# WHAT YOU ARE ASKED TO DO
Pictures aside, repeat all the entries below exactly as they appear.

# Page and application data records
▽

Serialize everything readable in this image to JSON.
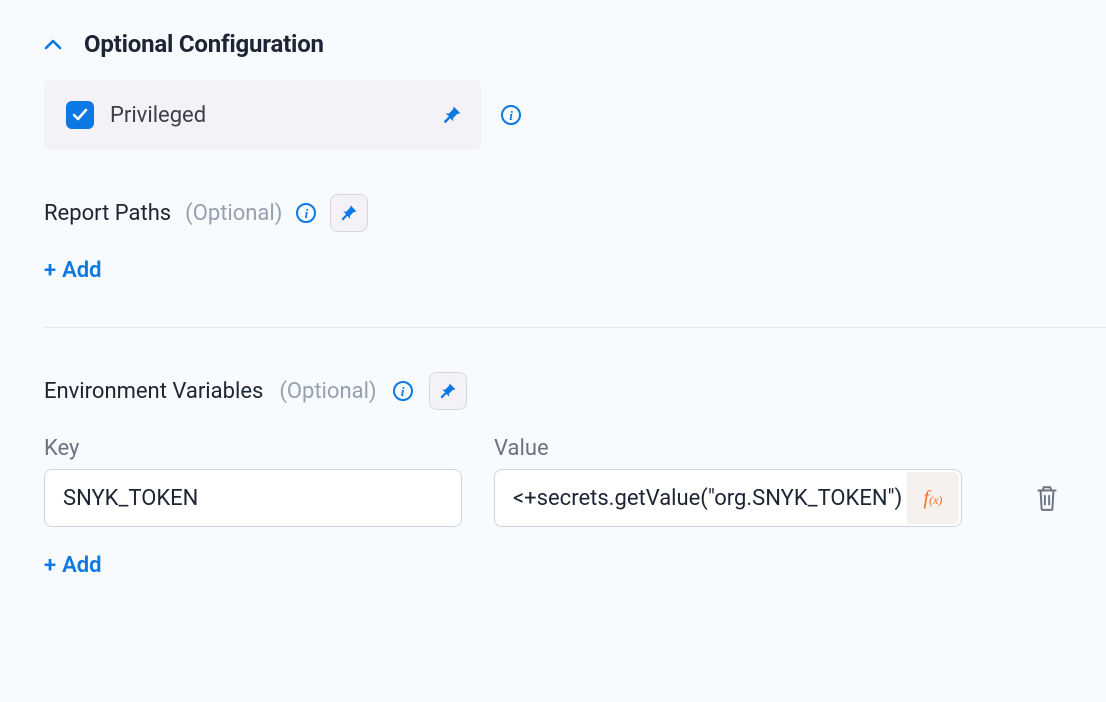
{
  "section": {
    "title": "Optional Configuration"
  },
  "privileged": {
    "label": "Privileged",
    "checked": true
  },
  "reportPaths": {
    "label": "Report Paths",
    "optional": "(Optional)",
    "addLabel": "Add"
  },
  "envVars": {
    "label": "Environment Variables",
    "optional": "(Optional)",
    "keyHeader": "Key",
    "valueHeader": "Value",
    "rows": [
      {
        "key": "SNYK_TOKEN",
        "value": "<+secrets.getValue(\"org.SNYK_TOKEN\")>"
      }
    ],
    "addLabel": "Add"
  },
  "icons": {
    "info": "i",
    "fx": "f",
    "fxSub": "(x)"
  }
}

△

# WRITTEN REPLY
Serialize everything readable in this image to JSON.
{
  "section": {
    "title": "Optional Configuration"
  },
  "privileged": {
    "label": "Privileged",
    "checked": true
  },
  "reportPaths": {
    "label": "Report Paths",
    "optional": "(Optional)",
    "addLabel": "Add"
  },
  "envVars": {
    "label": "Environment Variables",
    "optional": "(Optional)",
    "keyHeader": "Key",
    "valueHeader": "Value",
    "rows": [
      {
        "key": "SNYK_TOKEN",
        "value": "<+secrets.getValue(\"org.SNYK_TOKEN\")>"
      }
    ],
    "addLabel": "Add"
  },
  "icons": {
    "info": "i",
    "fx": "f",
    "fxSub": "(x)"
  }
}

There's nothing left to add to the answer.